“As discussed over the last couple of weeks, the markets not only reversed the breakdown, and rallied to new highs, as expected previously, investor confidence has exploded since the election.
That’s the good news.
However, this rally is likely done for the moment and we need to wait for a bit of rebalancing before increasing target exposures heading into the new year.”
I was clearly wrong on the second point as the market continued to rally this past week, but, as discussed in the main body of this week’s newsletter, it is a narrow advance and reminiscent of previous market melt-ups.
I continue to suggest using the current rally to clean up portfolios as detailed in November 4th missive. Here are the important points.
Step 1) Clean Up Your Portfolio
- Tighten up stop-loss levels to current support levels for each position.
- Hedge portfolios against major market declines.
- Take profits in positions that have been big winners
- Sell laggards and losers
- Raise cash and rebalance portfolios to target weightings.
Step 2) Compare Your Portfolio Allocation To The Model Allocation.
- Determine areas requiring new or increased exposure.
- Determine how many shares need to be purchased to fill allocation requirements.
- Determine cash requirements to make purchases.
- Re-examine portfolio to rebalance and raise sufficient cash for requirements.

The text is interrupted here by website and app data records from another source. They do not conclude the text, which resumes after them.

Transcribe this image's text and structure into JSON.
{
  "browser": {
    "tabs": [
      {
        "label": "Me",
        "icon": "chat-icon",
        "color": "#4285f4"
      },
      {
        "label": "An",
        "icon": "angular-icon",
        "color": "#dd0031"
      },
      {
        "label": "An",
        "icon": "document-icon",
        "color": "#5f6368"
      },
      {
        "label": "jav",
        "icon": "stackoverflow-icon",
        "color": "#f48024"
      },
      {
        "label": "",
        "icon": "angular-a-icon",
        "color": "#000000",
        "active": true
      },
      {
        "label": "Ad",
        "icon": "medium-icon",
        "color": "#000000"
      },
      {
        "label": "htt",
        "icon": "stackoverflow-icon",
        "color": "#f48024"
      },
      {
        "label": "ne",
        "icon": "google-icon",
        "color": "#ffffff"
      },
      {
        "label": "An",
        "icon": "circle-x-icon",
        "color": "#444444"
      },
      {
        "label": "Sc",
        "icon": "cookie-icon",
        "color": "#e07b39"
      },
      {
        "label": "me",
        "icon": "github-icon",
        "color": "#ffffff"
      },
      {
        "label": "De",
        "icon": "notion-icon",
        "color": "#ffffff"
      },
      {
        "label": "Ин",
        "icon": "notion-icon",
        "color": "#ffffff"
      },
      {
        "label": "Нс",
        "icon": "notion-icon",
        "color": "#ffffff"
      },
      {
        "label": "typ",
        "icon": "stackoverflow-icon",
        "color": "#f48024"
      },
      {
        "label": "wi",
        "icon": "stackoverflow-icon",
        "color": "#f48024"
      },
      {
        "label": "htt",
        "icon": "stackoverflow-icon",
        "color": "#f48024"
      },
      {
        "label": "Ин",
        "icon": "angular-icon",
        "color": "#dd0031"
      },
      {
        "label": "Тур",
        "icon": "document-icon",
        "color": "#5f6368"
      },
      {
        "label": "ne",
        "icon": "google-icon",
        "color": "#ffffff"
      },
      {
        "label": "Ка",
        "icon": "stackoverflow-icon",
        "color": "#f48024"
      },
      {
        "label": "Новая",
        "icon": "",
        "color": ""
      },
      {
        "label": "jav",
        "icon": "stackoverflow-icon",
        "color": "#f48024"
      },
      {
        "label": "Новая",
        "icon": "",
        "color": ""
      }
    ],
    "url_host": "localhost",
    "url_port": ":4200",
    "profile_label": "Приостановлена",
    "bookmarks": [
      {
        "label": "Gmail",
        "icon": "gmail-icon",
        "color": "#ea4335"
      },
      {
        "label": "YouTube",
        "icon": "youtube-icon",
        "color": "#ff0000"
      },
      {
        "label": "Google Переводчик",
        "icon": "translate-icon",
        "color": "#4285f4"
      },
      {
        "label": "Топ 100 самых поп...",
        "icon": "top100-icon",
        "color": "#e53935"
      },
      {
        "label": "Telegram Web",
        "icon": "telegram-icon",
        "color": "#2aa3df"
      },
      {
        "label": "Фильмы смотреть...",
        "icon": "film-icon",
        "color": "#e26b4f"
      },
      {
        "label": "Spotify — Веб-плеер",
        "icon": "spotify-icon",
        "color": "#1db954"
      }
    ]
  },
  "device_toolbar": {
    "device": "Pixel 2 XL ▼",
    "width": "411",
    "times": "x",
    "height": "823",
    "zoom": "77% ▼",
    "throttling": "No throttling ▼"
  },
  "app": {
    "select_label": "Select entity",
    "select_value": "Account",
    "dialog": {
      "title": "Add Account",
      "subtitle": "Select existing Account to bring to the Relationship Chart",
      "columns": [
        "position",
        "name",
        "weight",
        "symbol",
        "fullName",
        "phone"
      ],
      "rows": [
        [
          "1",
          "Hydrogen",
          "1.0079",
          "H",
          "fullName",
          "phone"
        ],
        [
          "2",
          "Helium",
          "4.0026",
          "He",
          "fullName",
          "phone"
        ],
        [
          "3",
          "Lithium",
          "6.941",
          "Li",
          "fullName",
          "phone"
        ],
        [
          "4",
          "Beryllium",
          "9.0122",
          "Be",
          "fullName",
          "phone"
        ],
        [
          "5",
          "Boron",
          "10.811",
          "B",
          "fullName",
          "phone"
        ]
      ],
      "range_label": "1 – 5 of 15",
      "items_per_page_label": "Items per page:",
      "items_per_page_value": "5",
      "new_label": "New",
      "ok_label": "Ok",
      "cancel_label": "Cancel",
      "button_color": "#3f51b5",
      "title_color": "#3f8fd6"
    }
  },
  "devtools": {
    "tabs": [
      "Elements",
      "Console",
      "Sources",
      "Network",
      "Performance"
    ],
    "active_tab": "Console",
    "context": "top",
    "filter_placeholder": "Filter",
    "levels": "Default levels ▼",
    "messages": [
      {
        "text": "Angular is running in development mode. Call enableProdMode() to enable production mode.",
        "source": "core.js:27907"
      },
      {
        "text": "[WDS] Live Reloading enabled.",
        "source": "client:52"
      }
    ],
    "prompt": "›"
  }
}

- Determine entry price levels for each new position.
- Determine “stop loss” levels for each position.
- Determine “sell/profit taking” levels for each position.
(Note: the primary rule of investing that should NEVER be broken is: “Never invest money without knowing where you are going to sell if you are wrong, and if you are right.”)
Step 3) Have positions ready to execute accordingly given the proper market set up. In this case, we are looking for a rally which will reduce the short-term oversold condition of the market and allow for a better opportunity to reduce overall portfolio risk.
The big risk in the near-term is when the markets come to grips with the rise in rates, simultaneously with a stronger dollar, which will quickly erode earnings in an already over-valued market. IF the Fed hikes rates in December, we could well see another January swoon as we saw this year as much of the backdrop is still extremely weak.
If you need help after reading the alert; don’t hesitate to contact me.
Current 401-k Allocation Model
The 401k plan allocation plan below follows the K.I.S.S. principal. By keeping the allocation extremely simplified it allows for better control of the allocation and a closer tracking to the benchmark objective over time. (If you want to make it more complicated you can, however, statistics show that simply adding more funds does not increase performance to any great degree.)
Lance Roberts is a Chief Portfolio Strategist/Economist for Clarity Financial. He is also the host of “The Lance Roberts Show” and Chief Editor of the “Real Investment Advice” website and author of “Real Investment Daily” blog and “Real Investment Report“. Follow Lance on Facebook, Twitter and Linked-In